New Trials, New Drugs

Meanwhile, HCQ trials are proliferating, partly thanks to a  2006 randomized, placebo-controlled glioblastoma clinical trial published in the Annals of Internal Medicine.  Researchers at the National Institute for Neurology and Neurosurgery in Mexico City added chloroquine (a somewhat more toxic version of HCQ) to standard chemotherapy following surgery resulted in a more than two-fold increase in survival.  Due to low patient numbers, the results did not reach statistical significance, but news of the trial spread broadly, prompting many oncologists worldwide to give chloroquine or HCQ to their glioblastoma patients.  The NCI is sponsoring a phase I/II trial of HCQ in glioblastoma, with two-year survival as an initial endpoint.

Another important combination trial, at Penn, is a phase I study of HCQ plus temsirolimus, an mTOR inhibitor.  Temsirolimus is approved for renal cell carcinoma, but responding patients inevitably relapse.  Response rates in general for mTOR inhibitors in clinical trials have been disappointing, given that mTOR, a kinase that basically acts as a nutrient sensor, is an important driver of cell growth.  Since mTOR is a negative regulator of autophagy, inhibiting mTOR  with temsirolimus and similar drugs could be upregulating autophagy and keeping tumor cells alive.

Adding an autophagy inhibitor should overcome this resistance.  In animal models, mTOR inhibitors mostly block tumor cell growth but don’t kill the cells outright, and HCQ shows similar effects.   “But if you put the two together there’s this massive synergy and you get cancer cell death,” says White.

It’s this potential to overcome resistance to kinase inhibitors, said White, that is driving much of the drug company interest in autophagy.  For example, virtually all major pharmaceutical companies are developing PI3 kinase inhibitors for cancer, and these drugs, like mTOR inhibitors, upregulate autophagy, so companies see the logic of combination treatment.

But HCQ is not the ideal autophagy inhibitor.  Amaravadi, monitoring drug effects in the glioblastoma clinical trial, found that the drug did not always inhibit autophagy.   “So it may be that HCQ needs to be at very high doses to block autophagy, and that might not be possible with many anticancer regimens in combination,” Amaravadi said.

White agreed that better autophagy inhibitors are needed.  “All of us in the field don’t think that [hydroxy]chloroquine is the be all and end all,” she said.  “We are using it now because we can, and we’re hoping that preliminary data looks encouraging and that we will learn from this approach.  But there will be better drugs.”   In fact, many drug companies and some academic groups are now screening for specific small molecule autophagy inhibitors.  At least 35 “autophagy-related proteins” have been identified to date, with several considered highly druggable using small molecules.  “There are a number of good targets,” says Amaravadi.   With drug companies now fully committed, the hypothesis that autophagy protects established tumors will soon be put to a definitive test in the only setting that really matters: people with cancer.

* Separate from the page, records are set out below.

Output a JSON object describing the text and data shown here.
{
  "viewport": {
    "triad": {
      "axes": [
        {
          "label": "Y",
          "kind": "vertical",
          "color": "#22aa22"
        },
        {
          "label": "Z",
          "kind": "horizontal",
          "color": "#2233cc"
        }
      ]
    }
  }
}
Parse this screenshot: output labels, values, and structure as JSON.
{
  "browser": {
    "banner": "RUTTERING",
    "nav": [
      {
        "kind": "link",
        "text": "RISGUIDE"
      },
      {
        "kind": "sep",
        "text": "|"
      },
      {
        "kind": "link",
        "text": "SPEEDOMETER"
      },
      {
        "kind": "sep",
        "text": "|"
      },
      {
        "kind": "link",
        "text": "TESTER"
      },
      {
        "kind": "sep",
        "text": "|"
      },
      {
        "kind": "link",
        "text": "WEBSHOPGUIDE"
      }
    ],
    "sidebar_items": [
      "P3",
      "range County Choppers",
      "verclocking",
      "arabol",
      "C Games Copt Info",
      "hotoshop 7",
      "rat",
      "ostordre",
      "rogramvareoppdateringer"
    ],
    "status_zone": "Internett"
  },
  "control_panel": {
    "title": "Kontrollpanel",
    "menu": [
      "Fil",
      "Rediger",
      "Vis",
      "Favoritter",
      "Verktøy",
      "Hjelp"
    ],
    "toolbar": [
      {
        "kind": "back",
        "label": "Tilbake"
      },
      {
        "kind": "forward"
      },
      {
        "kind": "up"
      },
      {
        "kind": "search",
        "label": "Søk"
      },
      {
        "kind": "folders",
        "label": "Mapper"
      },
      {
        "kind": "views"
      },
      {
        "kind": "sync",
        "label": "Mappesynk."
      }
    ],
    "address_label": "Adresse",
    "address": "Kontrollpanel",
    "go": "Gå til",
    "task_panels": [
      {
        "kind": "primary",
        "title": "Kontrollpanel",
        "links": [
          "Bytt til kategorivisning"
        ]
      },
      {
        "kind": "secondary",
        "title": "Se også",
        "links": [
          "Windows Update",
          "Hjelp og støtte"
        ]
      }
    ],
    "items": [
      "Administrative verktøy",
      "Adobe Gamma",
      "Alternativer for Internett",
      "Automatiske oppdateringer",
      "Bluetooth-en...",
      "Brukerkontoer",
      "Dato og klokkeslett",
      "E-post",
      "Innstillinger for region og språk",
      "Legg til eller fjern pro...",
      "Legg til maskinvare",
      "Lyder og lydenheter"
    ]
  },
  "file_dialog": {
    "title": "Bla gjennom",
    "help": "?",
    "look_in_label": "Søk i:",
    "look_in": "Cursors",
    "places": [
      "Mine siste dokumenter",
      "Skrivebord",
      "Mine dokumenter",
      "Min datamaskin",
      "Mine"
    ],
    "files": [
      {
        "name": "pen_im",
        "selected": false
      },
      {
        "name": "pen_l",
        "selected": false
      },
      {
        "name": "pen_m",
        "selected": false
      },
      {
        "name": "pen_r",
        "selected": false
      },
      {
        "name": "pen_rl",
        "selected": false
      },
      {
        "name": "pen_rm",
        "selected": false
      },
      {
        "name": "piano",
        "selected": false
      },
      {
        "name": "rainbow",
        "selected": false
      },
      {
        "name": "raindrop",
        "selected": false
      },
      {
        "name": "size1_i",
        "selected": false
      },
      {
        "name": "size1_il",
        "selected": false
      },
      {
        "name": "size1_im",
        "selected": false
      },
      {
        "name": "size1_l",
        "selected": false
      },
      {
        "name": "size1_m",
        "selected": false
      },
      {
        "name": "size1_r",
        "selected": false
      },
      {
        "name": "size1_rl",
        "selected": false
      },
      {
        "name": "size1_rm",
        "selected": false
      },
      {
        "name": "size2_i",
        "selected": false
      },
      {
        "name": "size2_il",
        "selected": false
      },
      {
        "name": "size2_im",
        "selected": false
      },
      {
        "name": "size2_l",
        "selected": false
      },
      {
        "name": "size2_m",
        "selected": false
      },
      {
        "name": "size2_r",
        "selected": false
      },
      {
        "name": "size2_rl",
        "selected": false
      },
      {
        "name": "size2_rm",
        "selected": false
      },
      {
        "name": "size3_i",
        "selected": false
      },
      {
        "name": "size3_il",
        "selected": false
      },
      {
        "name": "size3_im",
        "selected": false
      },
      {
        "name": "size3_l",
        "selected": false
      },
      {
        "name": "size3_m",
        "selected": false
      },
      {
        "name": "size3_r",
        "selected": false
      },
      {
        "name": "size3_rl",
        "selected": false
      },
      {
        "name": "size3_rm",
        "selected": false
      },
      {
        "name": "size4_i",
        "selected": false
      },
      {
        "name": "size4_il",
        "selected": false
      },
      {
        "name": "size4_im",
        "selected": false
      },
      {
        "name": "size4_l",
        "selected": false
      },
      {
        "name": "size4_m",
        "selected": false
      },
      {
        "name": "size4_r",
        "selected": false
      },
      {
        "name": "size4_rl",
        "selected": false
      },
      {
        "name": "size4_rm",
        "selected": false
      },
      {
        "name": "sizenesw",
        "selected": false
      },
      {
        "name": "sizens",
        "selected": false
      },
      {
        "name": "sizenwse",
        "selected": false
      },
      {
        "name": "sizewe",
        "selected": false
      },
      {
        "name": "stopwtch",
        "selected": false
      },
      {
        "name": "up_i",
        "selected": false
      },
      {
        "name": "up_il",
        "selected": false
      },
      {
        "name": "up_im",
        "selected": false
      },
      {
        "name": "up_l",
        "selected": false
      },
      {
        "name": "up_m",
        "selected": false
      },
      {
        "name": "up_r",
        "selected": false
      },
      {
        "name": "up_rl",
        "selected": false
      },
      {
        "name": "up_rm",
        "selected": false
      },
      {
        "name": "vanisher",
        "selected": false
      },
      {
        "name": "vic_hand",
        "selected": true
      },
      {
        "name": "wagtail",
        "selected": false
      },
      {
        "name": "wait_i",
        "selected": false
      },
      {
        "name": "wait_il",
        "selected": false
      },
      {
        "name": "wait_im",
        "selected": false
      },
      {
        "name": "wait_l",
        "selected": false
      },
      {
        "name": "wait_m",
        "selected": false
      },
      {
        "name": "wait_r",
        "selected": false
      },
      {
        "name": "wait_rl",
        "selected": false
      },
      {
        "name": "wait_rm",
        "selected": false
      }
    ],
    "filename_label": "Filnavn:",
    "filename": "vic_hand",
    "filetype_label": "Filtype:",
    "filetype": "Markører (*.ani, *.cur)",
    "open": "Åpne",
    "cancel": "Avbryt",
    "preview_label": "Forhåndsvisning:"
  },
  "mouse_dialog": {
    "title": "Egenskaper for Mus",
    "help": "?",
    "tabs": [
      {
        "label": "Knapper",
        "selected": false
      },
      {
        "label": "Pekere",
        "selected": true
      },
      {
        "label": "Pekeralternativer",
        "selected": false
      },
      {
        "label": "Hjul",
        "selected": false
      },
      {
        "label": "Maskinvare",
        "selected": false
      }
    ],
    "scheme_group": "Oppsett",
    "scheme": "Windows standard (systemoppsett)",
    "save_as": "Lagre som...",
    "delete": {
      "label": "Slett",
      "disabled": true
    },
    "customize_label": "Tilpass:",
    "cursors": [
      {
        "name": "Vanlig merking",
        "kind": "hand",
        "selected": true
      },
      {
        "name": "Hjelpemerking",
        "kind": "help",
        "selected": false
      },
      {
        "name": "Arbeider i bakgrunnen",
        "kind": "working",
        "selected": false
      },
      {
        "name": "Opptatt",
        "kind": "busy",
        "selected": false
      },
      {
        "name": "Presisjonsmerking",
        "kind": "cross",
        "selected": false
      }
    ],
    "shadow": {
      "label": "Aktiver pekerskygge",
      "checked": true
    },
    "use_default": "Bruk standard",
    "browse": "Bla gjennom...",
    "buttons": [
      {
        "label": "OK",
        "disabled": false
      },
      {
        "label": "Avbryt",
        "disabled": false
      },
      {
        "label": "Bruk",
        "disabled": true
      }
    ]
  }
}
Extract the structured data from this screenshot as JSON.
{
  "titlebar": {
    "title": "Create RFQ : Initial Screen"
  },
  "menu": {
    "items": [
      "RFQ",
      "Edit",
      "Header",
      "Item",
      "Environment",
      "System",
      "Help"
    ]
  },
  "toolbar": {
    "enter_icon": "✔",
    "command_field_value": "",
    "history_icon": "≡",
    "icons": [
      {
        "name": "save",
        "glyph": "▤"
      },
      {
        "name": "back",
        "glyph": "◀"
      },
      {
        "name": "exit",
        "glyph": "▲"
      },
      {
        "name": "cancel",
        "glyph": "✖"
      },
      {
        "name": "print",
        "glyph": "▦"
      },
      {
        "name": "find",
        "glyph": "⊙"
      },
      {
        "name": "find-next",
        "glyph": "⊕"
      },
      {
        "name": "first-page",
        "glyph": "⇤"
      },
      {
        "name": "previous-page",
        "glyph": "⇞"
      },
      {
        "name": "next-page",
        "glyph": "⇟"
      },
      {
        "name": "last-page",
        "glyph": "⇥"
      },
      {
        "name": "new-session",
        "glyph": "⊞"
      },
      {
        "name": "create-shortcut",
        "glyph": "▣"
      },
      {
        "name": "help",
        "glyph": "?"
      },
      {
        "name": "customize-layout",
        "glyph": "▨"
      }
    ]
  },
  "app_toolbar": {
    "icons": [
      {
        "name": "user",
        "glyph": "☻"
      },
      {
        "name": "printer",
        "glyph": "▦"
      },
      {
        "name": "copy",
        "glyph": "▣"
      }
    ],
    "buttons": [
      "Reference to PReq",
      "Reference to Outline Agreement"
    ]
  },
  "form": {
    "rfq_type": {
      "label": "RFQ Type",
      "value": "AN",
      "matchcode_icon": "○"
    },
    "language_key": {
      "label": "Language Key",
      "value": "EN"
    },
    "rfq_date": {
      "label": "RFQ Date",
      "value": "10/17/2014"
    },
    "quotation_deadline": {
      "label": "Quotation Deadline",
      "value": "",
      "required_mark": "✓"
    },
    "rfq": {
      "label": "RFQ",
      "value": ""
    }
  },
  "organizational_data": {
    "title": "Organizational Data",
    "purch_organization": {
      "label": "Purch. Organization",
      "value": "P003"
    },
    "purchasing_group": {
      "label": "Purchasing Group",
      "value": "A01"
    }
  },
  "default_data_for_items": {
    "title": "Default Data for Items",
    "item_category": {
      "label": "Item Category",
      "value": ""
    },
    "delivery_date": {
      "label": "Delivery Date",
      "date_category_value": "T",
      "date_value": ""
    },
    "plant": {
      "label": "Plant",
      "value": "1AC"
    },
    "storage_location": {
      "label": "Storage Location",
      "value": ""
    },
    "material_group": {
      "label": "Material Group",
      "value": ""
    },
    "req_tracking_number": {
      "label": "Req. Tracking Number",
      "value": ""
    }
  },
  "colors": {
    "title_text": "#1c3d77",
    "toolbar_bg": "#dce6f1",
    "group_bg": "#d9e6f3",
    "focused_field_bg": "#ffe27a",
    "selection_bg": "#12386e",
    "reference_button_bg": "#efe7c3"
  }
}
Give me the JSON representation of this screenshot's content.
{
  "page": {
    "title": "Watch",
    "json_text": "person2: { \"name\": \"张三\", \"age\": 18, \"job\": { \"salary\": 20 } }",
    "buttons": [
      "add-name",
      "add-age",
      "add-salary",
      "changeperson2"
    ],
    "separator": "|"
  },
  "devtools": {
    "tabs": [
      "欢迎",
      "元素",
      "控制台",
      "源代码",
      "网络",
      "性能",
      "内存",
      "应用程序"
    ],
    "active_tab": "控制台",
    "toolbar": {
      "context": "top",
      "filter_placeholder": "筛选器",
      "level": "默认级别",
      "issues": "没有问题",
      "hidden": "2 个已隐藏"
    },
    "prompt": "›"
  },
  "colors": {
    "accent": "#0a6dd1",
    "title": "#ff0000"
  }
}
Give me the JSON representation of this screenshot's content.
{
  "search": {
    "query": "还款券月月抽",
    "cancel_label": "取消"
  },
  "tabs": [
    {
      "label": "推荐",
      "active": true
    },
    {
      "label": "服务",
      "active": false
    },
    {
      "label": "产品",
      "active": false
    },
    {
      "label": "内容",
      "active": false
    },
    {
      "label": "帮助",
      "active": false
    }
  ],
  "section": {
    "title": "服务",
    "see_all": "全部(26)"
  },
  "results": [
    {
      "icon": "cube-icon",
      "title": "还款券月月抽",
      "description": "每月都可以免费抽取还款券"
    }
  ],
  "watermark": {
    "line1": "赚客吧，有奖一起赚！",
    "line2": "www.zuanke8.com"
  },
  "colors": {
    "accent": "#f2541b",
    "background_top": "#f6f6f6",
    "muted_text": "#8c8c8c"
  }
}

Dr. Amaravadi’s laboratory receives research funding from Millennium Pharmaceuticals and from Pfizer, and clinical trial funding from Millennium and Novartis.  Dr. Amaravadi was paid an honorarium from Millennium for a lecture.  Dr. White’s laboratory receives research support from Johnson & Johnson.

© Oxford University Press 2011.